The bill means the FCC would be required to enforce some elements of net neutrality. Under the new bill, internet providers would not be able to block websites or throttle internet speeds, which are the most basic rules that open internet supporters advocate for.

It would, however, leave the door open for internet providers to begin segmenting their networks and begin charging content providers like Google, Facebook, and other companies for better access to users.

Net neutrality advocates have warned that allowing internet providers to manipulate their networks would effectively destroy the internet, hurting entrepreneurs and passing on higher costs to consumers.

The bill is being championed by Republican Congresswoman Marsha Blackburn, who has previously introduced net neutrality-related legislation. She gave her first interview on the bill to, claiming that the bill will "settle the net neutrality debate" and "codify the rules of a free and open internet."

It will also define "reasonable network management practices," a term that is used to reference how internet providers are allowed to manipulate their network so that internet traffic flows efficiently.

Under the bill, the FCC would enforce these rules but also be explicitly prevented from stopping internet providers from creating fast lanes.
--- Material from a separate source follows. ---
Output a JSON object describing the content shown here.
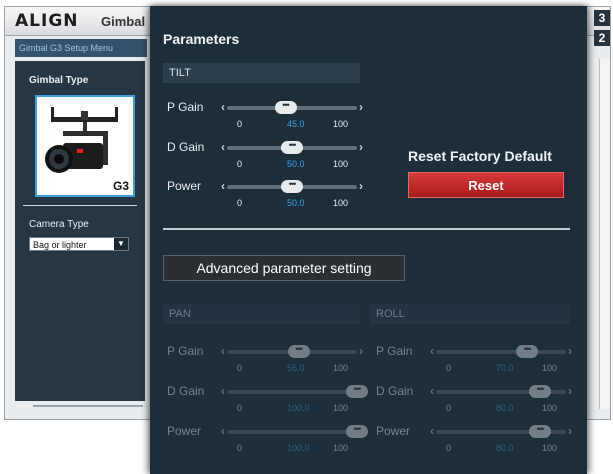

The Federal Trade Commission is currently tasked with overseeing those kinds of business dealings and would continue to do so under the bill.

More broadly, if the legislation passed the House of Representatives and the Senate, it would put into law the changes recently made by the FCC. Those changes would be difficult to undo in the future.

Source: Mashable